▸ **Exercise goal**
Each line of the listing below must be retyped exactly, with images left out.

▸ **Extracted material**
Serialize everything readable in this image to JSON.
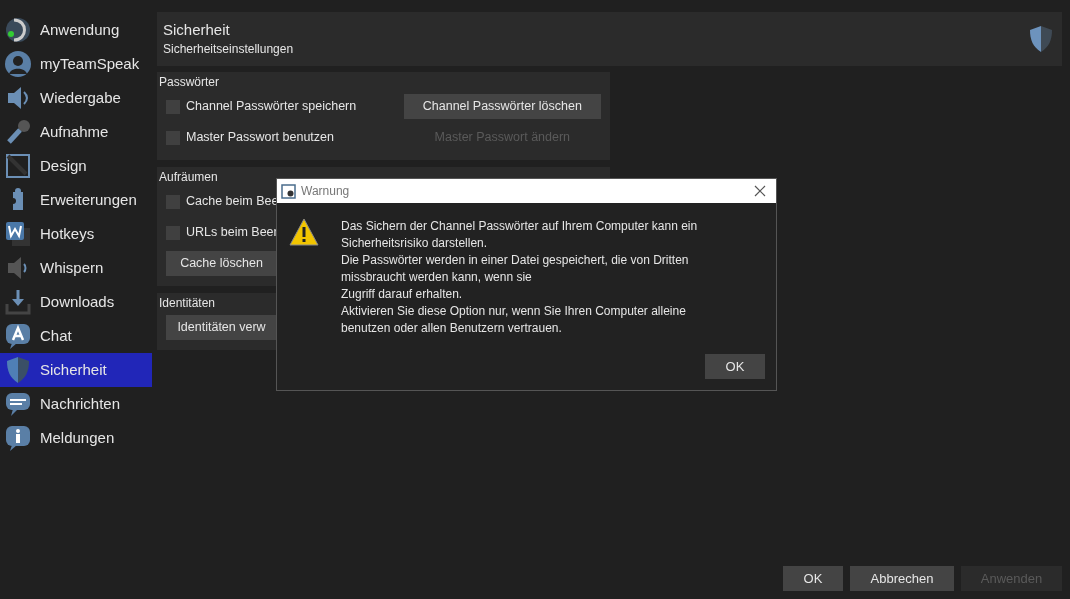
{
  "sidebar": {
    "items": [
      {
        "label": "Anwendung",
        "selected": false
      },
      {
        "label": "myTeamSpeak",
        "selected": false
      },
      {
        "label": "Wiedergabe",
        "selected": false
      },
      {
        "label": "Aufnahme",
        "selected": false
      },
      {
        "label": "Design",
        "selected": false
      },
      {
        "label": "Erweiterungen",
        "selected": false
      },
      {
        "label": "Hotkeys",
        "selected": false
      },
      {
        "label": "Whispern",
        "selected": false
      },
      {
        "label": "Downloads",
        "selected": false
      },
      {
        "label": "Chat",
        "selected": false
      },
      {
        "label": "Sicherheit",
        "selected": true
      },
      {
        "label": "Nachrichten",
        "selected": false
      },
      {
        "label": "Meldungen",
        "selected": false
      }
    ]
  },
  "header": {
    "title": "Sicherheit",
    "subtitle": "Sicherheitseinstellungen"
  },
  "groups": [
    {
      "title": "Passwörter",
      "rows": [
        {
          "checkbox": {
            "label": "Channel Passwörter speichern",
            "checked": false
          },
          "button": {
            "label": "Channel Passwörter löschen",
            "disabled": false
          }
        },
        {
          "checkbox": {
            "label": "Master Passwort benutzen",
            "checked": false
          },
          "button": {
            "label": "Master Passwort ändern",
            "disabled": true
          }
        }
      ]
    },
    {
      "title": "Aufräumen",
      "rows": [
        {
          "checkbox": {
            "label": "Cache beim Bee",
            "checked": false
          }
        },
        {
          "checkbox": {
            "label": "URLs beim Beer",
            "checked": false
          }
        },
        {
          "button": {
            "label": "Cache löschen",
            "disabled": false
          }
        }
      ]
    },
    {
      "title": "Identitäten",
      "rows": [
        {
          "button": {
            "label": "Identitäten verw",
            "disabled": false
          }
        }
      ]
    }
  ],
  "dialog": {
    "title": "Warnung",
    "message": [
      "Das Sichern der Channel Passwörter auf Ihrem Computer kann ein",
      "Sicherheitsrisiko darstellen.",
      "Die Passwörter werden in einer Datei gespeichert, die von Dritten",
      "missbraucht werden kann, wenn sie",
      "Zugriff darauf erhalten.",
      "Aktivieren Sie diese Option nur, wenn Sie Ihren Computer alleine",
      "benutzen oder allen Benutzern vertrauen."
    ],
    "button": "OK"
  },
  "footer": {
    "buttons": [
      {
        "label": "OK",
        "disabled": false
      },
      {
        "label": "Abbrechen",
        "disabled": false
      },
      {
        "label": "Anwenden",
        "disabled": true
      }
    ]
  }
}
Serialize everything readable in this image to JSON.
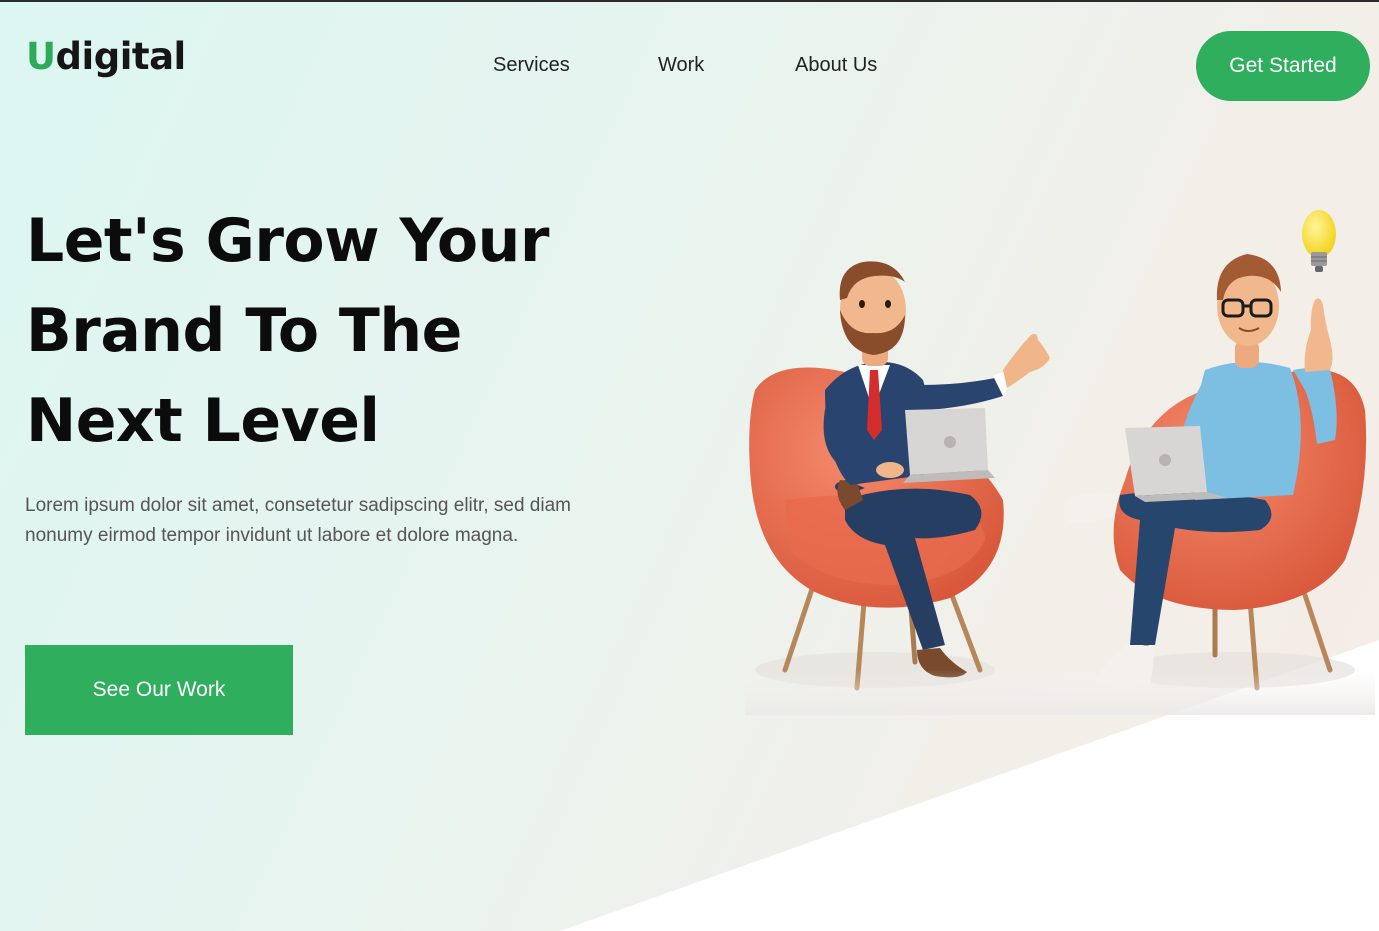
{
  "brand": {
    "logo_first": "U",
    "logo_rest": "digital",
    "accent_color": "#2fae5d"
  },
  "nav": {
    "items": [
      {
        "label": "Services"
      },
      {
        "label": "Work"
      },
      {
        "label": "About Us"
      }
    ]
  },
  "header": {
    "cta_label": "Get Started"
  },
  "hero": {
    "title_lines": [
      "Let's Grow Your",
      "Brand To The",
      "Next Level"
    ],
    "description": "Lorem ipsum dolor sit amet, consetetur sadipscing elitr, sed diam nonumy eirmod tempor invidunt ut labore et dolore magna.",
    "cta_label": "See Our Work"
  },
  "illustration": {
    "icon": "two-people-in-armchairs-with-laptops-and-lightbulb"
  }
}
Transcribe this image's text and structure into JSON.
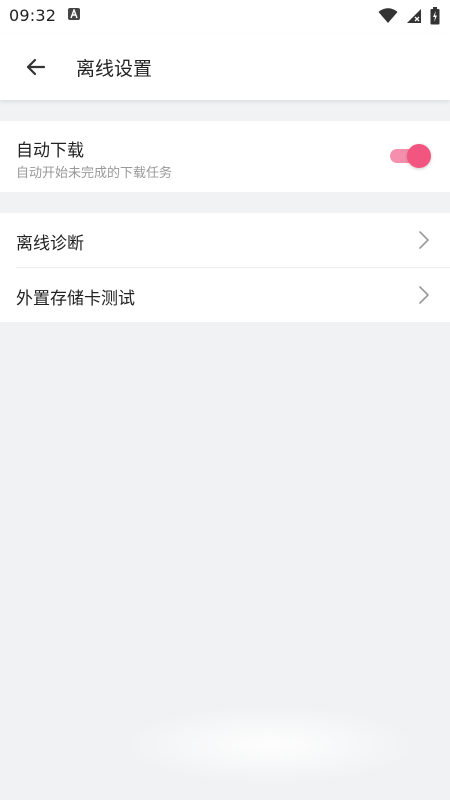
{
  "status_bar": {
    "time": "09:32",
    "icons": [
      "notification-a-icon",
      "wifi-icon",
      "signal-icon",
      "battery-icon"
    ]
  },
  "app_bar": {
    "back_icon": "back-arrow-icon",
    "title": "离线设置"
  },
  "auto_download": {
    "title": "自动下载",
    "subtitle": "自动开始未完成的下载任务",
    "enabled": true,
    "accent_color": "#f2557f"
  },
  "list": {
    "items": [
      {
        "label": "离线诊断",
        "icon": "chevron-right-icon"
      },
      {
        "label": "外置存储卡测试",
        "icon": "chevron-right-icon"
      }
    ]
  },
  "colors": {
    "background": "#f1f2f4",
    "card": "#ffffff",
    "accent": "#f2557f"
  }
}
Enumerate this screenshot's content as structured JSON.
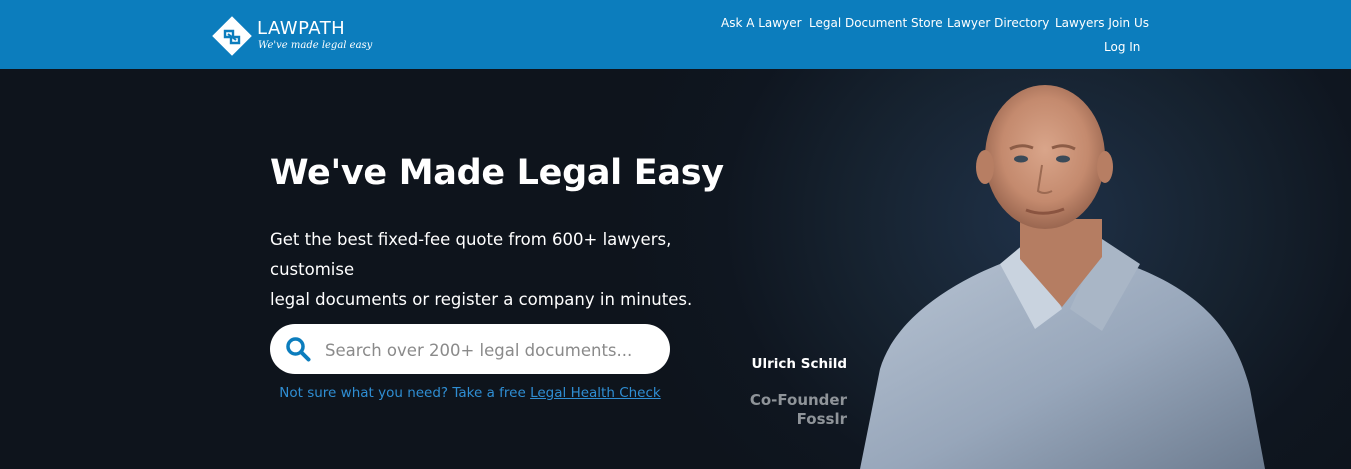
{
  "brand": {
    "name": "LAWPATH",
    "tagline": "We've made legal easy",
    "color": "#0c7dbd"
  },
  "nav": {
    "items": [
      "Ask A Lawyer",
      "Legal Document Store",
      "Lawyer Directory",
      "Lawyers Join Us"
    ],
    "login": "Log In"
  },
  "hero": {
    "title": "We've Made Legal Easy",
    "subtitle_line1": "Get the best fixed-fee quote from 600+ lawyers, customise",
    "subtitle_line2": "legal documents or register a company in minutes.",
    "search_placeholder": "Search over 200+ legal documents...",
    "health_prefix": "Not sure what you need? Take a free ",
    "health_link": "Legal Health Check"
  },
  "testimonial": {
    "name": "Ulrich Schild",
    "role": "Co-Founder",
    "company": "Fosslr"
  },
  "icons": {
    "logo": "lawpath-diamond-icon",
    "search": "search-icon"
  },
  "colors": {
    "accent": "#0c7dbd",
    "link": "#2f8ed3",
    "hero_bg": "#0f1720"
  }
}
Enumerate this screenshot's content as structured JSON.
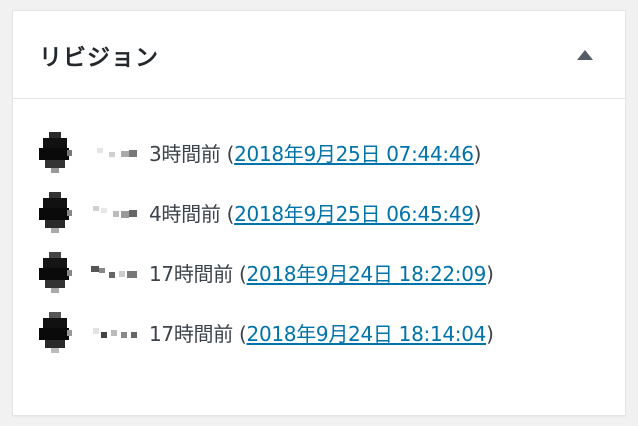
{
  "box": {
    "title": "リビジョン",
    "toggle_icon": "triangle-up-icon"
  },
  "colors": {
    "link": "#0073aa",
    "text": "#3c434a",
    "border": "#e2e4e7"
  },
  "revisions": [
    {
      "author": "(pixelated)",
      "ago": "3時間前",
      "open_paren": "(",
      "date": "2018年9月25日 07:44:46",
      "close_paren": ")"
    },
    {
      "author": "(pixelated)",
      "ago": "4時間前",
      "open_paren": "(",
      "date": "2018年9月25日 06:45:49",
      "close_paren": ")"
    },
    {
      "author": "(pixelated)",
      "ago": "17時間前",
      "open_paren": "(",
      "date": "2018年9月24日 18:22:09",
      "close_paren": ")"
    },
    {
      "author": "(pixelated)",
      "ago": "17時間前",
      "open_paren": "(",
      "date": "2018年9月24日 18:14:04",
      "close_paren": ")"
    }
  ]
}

▸ **Response box**
Serialize everything readable in this image to JSON.
{
  "sidebar": {
    "items": [
      {
        "label": "Anwendung",
        "selected": false
      },
      {
        "label": "myTeamSpeak",
        "selected": false
      },
      {
        "label": "Wiedergabe",
        "selected": false
      },
      {
        "label": "Aufnahme",
        "selected": false
      },
      {
        "label": "Design",
        "selected": false
      },
      {
        "label": "Erweiterungen",
        "selected": false
      },
      {
        "label": "Hotkeys",
        "selected": false
      },
      {
        "label": "Whispern",
        "selected": false
      },
      {
        "label": "Downloads",
        "selected": false
      },
      {
        "label": "Chat",
        "selected": false
      },
      {
        "label": "Sicherheit",
        "selected": true
      },
      {
        "label": "Nachrichten",
        "selected": false
      },
      {
        "label": "Meldungen",
        "selected": false
      }
    ]
  },
  "header": {
    "title": "Sicherheit",
    "subtitle": "Sicherheitseinstellungen"
  },
  "groups": [
    {
      "title": "Passwörter",
      "rows": [
        {
          "checkbox": {
            "label": "Channel Passwörter speichern",
            "checked": false
          },
          "button": {
            "label": "Channel Passwörter löschen",
            "disabled": false
          }
        },
        {
          "checkbox": {
            "label": "Master Passwort benutzen",
            "checked": false
          },
          "button": {
            "label": "Master Passwort ändern",
            "disabled": true
          }
        }
      ]
    },
    {
      "title": "Aufräumen",
      "rows": [
        {
          "checkbox": {
            "label": "Cache beim Bee",
            "checked": false
          }
        },
        {
          "checkbox": {
            "label": "URLs beim Beer",
            "checked": false
          }
        },
        {
          "button": {
            "label": "Cache löschen",
            "disabled": false
          }
        }
      ]
    },
    {
      "title": "Identitäten",
      "rows": [
        {
          "button": {
            "label": "Identitäten verw",
            "disabled": false
          }
        }
      ]
    }
  ],
  "dialog": {
    "title": "Warnung",
    "message": [
      "Das Sichern der Channel Passwörter auf Ihrem Computer kann ein",
      "Sicherheitsrisiko darstellen.",
      "Die Passwörter werden in einer Datei gespeichert, die von Dritten",
      "missbraucht werden kann, wenn sie",
      "Zugriff darauf erhalten.",
      "Aktivieren Sie diese Option nur, wenn Sie Ihren Computer alleine",
      "benutzen oder allen Benutzern vertrauen."
    ],
    "button": "OK"
  },
  "footer": {
    "buttons": [
      {
        "label": "OK",
        "disabled": false
      },
      {
        "label": "Abbrechen",
        "disabled": false
      },
      {
        "label": "Anwenden",
        "disabled": true
      }
    ]
  }
}
Serialize everything readable in this image to JSON.
{
  "brand": {
    "logo_first": "U",
    "logo_rest": "digital",
    "accent_color": "#2fae5d"
  },
  "nav": {
    "items": [
      {
        "label": "Services"
      },
      {
        "label": "Work"
      },
      {
        "label": "About Us"
      }
    ]
  },
  "header": {
    "cta_label": "Get Started"
  },
  "hero": {
    "title_lines": [
      "Let's Grow Your",
      "Brand To The",
      "Next Level"
    ],
    "description": "Lorem ipsum dolor sit amet, consetetur sadipscing elitr, sed diam nonumy eirmod tempor invidunt ut labore et dolore magna.",
    "cta_label": "See Our Work"
  },
  "illustration": {
    "icon": "two-people-in-armchairs-with-laptops-and-lightbulb"
  }
}
Transcribe this image's text and structure into JSON.
{
  "status_bar": {
    "time": "09:32",
    "icons": [
      "notification-a-icon",
      "wifi-icon",
      "signal-icon",
      "battery-icon"
    ]
  },
  "app_bar": {
    "back_icon": "back-arrow-icon",
    "title": "离线设置"
  },
  "auto_download": {
    "title": "自动下载",
    "subtitle": "自动开始未完成的下载任务",
    "enabled": true,
    "accent_color": "#f2557f"
  },
  "list": {
    "items": [
      {
        "label": "离线诊断",
        "icon": "chevron-right-icon"
      },
      {
        "label": "外置存储卡测试",
        "icon": "chevron-right-icon"
      }
    ]
  },
  "colors": {
    "background": "#f1f2f4",
    "card": "#ffffff",
    "accent": "#f2557f"
  }
}
Enumerate this screenshot's content as structured JSON.
{
  "brand": {
    "name": "LAWPATH",
    "tagline": "We've made legal easy",
    "color": "#0c7dbd"
  },
  "nav": {
    "items": [
      "Ask A Lawyer",
      "Legal Document Store",
      "Lawyer Directory",
      "Lawyers Join Us"
    ],
    "login": "Log In"
  },
  "hero": {
    "title": "We've Made Legal Easy",
    "subtitle_line1": "Get the best fixed-fee quote from 600+ lawyers, customise",
    "subtitle_line2": "legal documents or register a company in minutes.",
    "search_placeholder": "Search over 200+ legal documents...",
    "health_prefix": "Not sure what you need? Take a free ",
    "health_link": "Legal Health Check"
  },
  "testimonial": {
    "name": "Ulrich Schild",
    "role": "Co-Founder",
    "company": "Fosslr"
  },
  "icons": {
    "logo": "lawpath-diamond-icon",
    "search": "search-icon"
  },
  "colors": {
    "accent": "#0c7dbd",
    "link": "#2f8ed3",
    "hero_bg": "#0f1720"
  }
}
Enumerate this screenshot's content as structured JSON.
{
  "box": {
    "title": "リビジョン",
    "toggle_icon": "triangle-up-icon"
  },
  "colors": {
    "link": "#0073aa",
    "text": "#3c434a",
    "border": "#e2e4e7"
  },
  "revisions": [
    {
      "author": "(pixelated)",
      "ago": "3時間前",
      "open_paren": "(",
      "date": "2018年9月25日 07:44:46",
      "close_paren": ")"
    },
    {
      "author": "(pixelated)",
      "ago": "4時間前",
      "open_paren": "(",
      "date": "2018年9月25日 06:45:49",
      "close_paren": ")"
    },
    {
      "author": "(pixelated)",
      "ago": "17時間前",
      "open_paren": "(",
      "date": "2018年9月24日 18:22:09",
      "close_paren": ")"
    },
    {
      "author": "(pixelated)",
      "ago": "17時間前",
      "open_paren": "(",
      "date": "2018年9月24日 18:14:04",
      "close_paren": ")"
    }
  ]
}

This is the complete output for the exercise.